Ok so I made $40 but at the time of writing that converts to £28.41.  After doing a bit of research I found UserTesting.com. Basically this site is used by companies to get feedback on their websites and they pay you for that feedback.  Most of the tests last about 10-15 minutes and you get $10 a time. Even better is that the money shows up automatically in your PayPal account exactly a week later. I’ve done four of these so far and they’ve all been rather fun.  I sit on my computer and chat about what I can see and what I am doing and try to complete the tasks they’ve given me. Annoyingly you get sent a lot of tests to do but I found that I rarely qualified for them. This put me off a bit, but I still check every now and then because £28 is not to be sniffed at.

Selling stuff – £76.80

This is a classic tip that you see on blogs time and time again but there’s a reason for that.  It’s a good’un. Not only does it make you money but recycling and reusing your products is a great thing to do.  About a year ago I read The Life-Changing Magic of Tidying by Marie Kondo. And it is not a lie, it is life-changing but that’s another blog post.  Since then I regularly get these urges to sell my stuff. I sit in my living room and go “what can I flog in ‘ere?” If I can’t find anything I go to the kitchen and start opening cupboards.  Most of the money I made here was from selling stuff my kids no longer need. It brings me much joy to know that that stuff will be used by another family and I can have the money to buy the things my kids need now.

 

How I utilised side hustles to generate multiple income streams whilst working from home.

Quidco – £4.66

Not a huge pay out from Quidco (follow this link to sign up and get an extra £10 cashback) so far this year.  I’m waiting for some big ones to pay out soon. But I’ve got over £150 of tracked Quidco waiting for me and I add more to it ever couple of weeks.  If you’ve not yet got started with Quidco, check out my beginners’ guide here.

 

Voucher from Sky – £50

My internet and phone bill was due for switching and saving, so I did my research and decided to go for Sky.  They were offering a good service at a low price AND I got a £50 voucher. Now I’d have been sold before the voucher so I was more than happy to accept.  Plus I did it through Quidco so should be getting some cashback too. Cheers Sky! Look out for my future post on how to save money each month by switching and saving.

 

Job spotter – £20.44

This is the one I had to leave my house for, but I hardly went out of my way to earn it.  The Job Spotter app is run by the employment agency Indeed. They basically pay you money for taking photos of job adverts in shop windows.  Therefore I earned this money (well Amazon vouchers) by shopping with my phone out. Easy!

 

Amazon voucher from Aviva – £10

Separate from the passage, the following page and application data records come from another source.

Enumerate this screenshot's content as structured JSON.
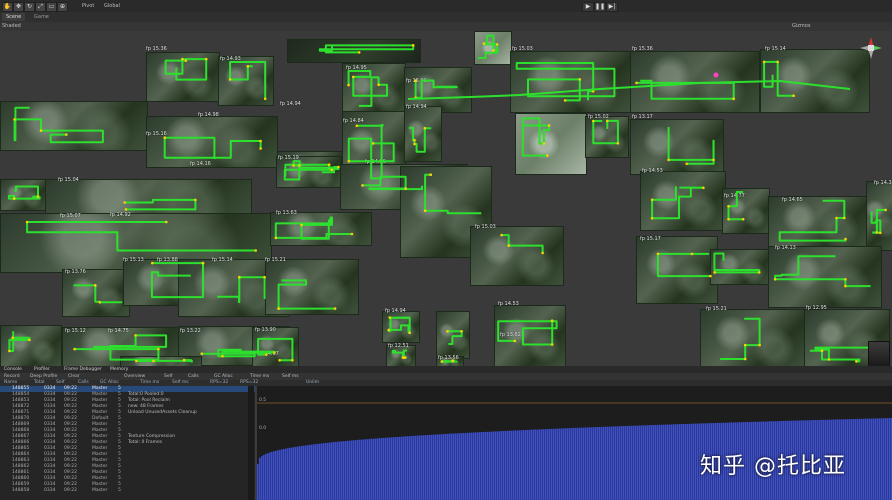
{
  "toolbar": {
    "pivot_label": "Pivot",
    "global_label": "Global",
    "play_icon": "play-icon",
    "pause_icon": "pause-icon",
    "step_icon": "step-icon"
  },
  "tabs": {
    "scene": "Scene",
    "game": "Game"
  },
  "scene_bar": {
    "shading": "Shaded",
    "gizmos": "Gizmos"
  },
  "scene_labels": [
    "fp 15.36",
    "fp 14.93",
    "fp 14.95",
    "fp 15.06",
    "fp 15.03",
    "fp 15.36",
    "fp 15.14",
    "fp 14.98",
    "fp 14.94",
    "fp 14.94",
    "fp 15.16",
    "fp 14.84",
    "fp 15.02",
    "fp 13.17",
    "fp 14.16",
    "fp 15.19",
    "fp 14.96",
    "fp 15.04",
    "fp 14.53",
    "fp 15.07",
    "fp 14.92",
    "fp 13.63",
    "fp 15.03",
    "fp 14.77",
    "fp 14.65",
    "fp 14.38",
    "fp 15.17",
    "fp 14.13",
    "fp 13.76",
    "fp 15.13",
    "fp 13.88",
    "fp 15.14",
    "fp 15.21",
    "fp 14.53",
    "fp 14.94",
    "fp 13.82",
    "fp 15.12",
    "fp 14.75",
    "fp 13.22",
    "fp 13.90",
    "fp 14.97",
    "fp 12.51",
    "fp 13.56",
    "fp 15.21",
    "fp 12.95"
  ],
  "bottom_tabs": [
    "Console",
    "Profiler",
    "Frame Debugger",
    "Memory"
  ],
  "profiler_bar": {
    "record": "Record",
    "deep": "Deep Profile",
    "clear": "Clear",
    "columns": [
      "Overview",
      "Self",
      "Calls",
      "GC Alloc",
      "Time ms",
      "Self ms"
    ]
  },
  "list_header": [
    "Name",
    "Total",
    "Self",
    "Calls",
    "GC Alloc",
    "Time ms",
    "Self ms",
    "RPS=32",
    "RPS=32",
    "Unlim"
  ],
  "rows": [
    {
      "id": "148855",
      "n": "0334",
      "t": "09:22",
      "v": "Master",
      "c": "5"
    },
    {
      "id": "148854",
      "n": "0334",
      "t": "09:22",
      "v": "Master",
      "c": "5"
    },
    {
      "id": "148853",
      "n": "0334",
      "t": "09:22",
      "v": "Master",
      "c": "5"
    },
    {
      "id": "148872",
      "n": "0334",
      "t": "09:22",
      "v": "Master",
      "c": "5"
    },
    {
      "id": "148871",
      "n": "0334",
      "t": "09:22",
      "v": "Master",
      "c": "5"
    },
    {
      "id": "148870",
      "n": "0334",
      "t": "09:22",
      "v": "Default",
      "c": "5"
    },
    {
      "id": "148869",
      "n": "0334",
      "t": "09:22",
      "v": "Master",
      "c": "5"
    },
    {
      "id": "148868",
      "n": "0334",
      "t": "09:22",
      "v": "Master",
      "c": "5"
    },
    {
      "id": "148867",
      "n": "0334",
      "t": "09:22",
      "v": "Master",
      "c": "5"
    },
    {
      "id": "148866",
      "n": "0334",
      "t": "09:22",
      "v": "Master",
      "c": "5"
    },
    {
      "id": "148865",
      "n": "0334",
      "t": "09:22",
      "v": "Master",
      "c": "5"
    },
    {
      "id": "148864",
      "n": "0334",
      "t": "09:22",
      "v": "Master",
      "c": "5"
    },
    {
      "id": "148863",
      "n": "0334",
      "t": "09:22",
      "v": "Master",
      "c": "5"
    },
    {
      "id": "148862",
      "n": "0334",
      "t": "09:22",
      "v": "Master",
      "c": "5"
    },
    {
      "id": "148861",
      "n": "0334",
      "t": "09:22",
      "v": "Master",
      "c": "5"
    },
    {
      "id": "148860",
      "n": "0334",
      "t": "09:22",
      "v": "Master",
      "c": "5"
    },
    {
      "id": "148859",
      "n": "0334",
      "t": "09:22",
      "v": "Master",
      "c": "5"
    },
    {
      "id": "148858",
      "n": "0334",
      "t": "09:22",
      "v": "Master",
      "c": "5"
    }
  ],
  "detail_lines": [
    "Total:0 Pooled:0",
    "Total: Pool Reclaim",
    "new: 48 Frames",
    "Unload UnusedAssets Cleanup",
    "Texture Compression",
    "Total: 0 Frames"
  ],
  "graph": {
    "marker_top": "0.5",
    "marker_bottom": "0.0",
    "bar_color": "#3c4fd0"
  },
  "watermark": "知乎 @托比亚",
  "colors": {
    "route": "#2ee02e",
    "route_dots": "#f5d400",
    "accent_pink": "#ff40c0"
  }
}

This was more my husband’s than mine really but I ended up organising it so it is my victory.  We got a letter in the post saying that if my husband switched to online mailing for his life insurance then we would get a £10 voucher.  I didn’t need telling twice! After he said he wasn’t going to do I did it for him and a week later the voucher arrived. I love things like this.  Money for next to no effort. Keep your eyes peeled for things like this as it can be easy to discard such things as spam when actually it is legitimate.  

 

TOTAL – £902.19

 

There you go!  Now this doesn’t include the money I’ve made from a couple of other things, which I am only just getting started with.  I’ll write about those another day. AND it doesn’t include any savings I’ve made. Again that is for different post.  But it does go to show you how a little creativity can go a long way. So dig deep and have a think!

 

What can you do over the next three months to make some extra money?

Disclaimer:  Remember the information you read here does not represent financial advice.  Any ideas or suggestions are just that and may not work for you.  Read the full disclaimer here.

Posted by Charlotte Jessop in Making Money, 0 comments